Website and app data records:

══════════

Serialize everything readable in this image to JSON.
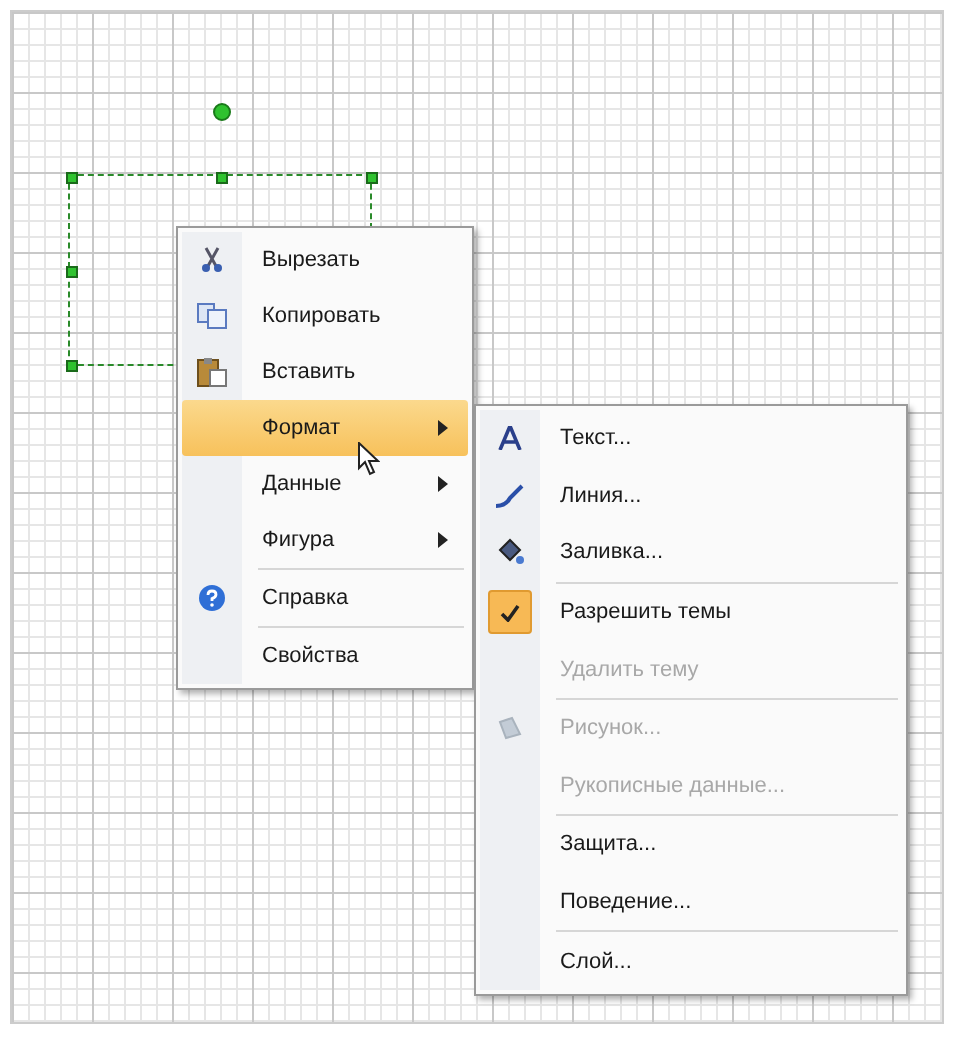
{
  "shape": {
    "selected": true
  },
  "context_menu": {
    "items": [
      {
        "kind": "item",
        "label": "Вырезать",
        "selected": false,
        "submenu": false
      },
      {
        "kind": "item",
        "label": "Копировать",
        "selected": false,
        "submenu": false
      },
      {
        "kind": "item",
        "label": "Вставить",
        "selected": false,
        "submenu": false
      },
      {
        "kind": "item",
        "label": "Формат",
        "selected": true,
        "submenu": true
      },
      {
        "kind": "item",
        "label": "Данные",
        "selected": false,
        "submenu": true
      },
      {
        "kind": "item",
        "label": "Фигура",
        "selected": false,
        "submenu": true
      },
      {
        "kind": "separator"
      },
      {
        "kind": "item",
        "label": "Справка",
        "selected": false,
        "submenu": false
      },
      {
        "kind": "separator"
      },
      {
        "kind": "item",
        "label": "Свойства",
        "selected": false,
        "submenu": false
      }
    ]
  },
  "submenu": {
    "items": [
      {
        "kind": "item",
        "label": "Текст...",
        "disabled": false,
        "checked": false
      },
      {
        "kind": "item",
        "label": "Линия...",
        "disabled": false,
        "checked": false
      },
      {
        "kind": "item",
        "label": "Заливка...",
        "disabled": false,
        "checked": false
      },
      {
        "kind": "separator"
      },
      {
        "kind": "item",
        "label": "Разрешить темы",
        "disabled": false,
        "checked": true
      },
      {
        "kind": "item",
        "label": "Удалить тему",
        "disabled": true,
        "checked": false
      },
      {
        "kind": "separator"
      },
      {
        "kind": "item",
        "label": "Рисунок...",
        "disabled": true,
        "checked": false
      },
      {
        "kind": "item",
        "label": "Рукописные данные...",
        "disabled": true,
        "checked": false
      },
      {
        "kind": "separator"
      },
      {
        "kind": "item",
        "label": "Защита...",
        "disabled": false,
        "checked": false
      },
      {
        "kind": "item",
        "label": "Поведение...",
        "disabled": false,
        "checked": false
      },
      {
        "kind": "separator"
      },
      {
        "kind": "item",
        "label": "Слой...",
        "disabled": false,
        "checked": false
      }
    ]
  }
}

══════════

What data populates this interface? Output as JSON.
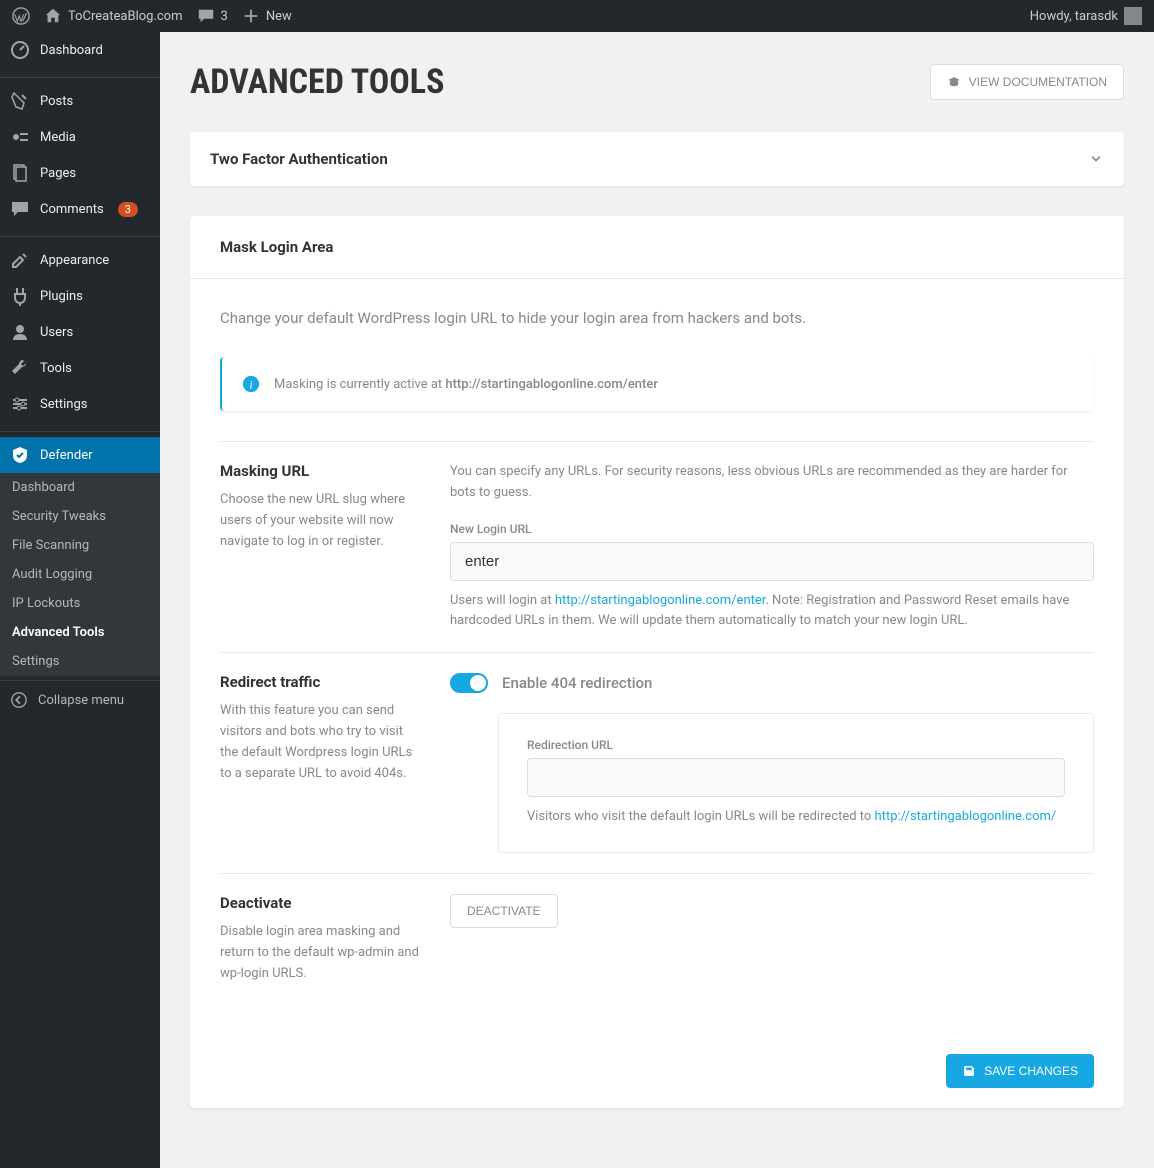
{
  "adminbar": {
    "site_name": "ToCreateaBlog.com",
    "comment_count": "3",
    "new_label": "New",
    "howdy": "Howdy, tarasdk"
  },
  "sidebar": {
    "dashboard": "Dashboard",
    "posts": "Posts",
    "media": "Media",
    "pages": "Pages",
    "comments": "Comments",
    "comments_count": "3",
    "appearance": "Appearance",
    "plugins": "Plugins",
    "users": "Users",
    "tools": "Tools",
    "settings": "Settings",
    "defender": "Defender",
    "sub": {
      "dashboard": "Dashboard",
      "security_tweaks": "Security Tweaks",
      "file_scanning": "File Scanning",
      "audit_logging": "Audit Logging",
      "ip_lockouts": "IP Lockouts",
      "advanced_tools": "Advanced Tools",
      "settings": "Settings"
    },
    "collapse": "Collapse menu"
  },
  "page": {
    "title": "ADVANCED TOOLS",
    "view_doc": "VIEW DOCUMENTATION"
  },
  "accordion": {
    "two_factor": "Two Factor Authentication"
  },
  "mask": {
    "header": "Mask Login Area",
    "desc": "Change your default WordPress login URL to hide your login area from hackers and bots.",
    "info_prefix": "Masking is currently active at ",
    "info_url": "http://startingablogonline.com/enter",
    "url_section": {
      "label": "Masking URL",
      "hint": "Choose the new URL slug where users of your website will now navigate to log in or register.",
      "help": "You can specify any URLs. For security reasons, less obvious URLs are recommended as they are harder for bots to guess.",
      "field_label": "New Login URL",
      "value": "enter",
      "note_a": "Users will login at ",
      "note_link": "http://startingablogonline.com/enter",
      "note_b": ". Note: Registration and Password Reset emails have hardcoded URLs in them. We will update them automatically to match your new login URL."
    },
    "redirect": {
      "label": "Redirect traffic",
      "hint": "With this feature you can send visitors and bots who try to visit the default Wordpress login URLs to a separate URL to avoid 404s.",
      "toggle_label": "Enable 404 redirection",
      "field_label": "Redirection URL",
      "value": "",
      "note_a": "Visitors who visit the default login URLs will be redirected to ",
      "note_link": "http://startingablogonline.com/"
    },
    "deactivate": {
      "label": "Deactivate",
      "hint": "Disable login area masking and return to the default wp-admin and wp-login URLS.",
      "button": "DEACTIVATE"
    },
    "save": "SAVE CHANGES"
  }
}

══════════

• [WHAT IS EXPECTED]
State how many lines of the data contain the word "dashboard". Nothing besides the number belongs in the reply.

• [PROBLEM SOLUTION]
2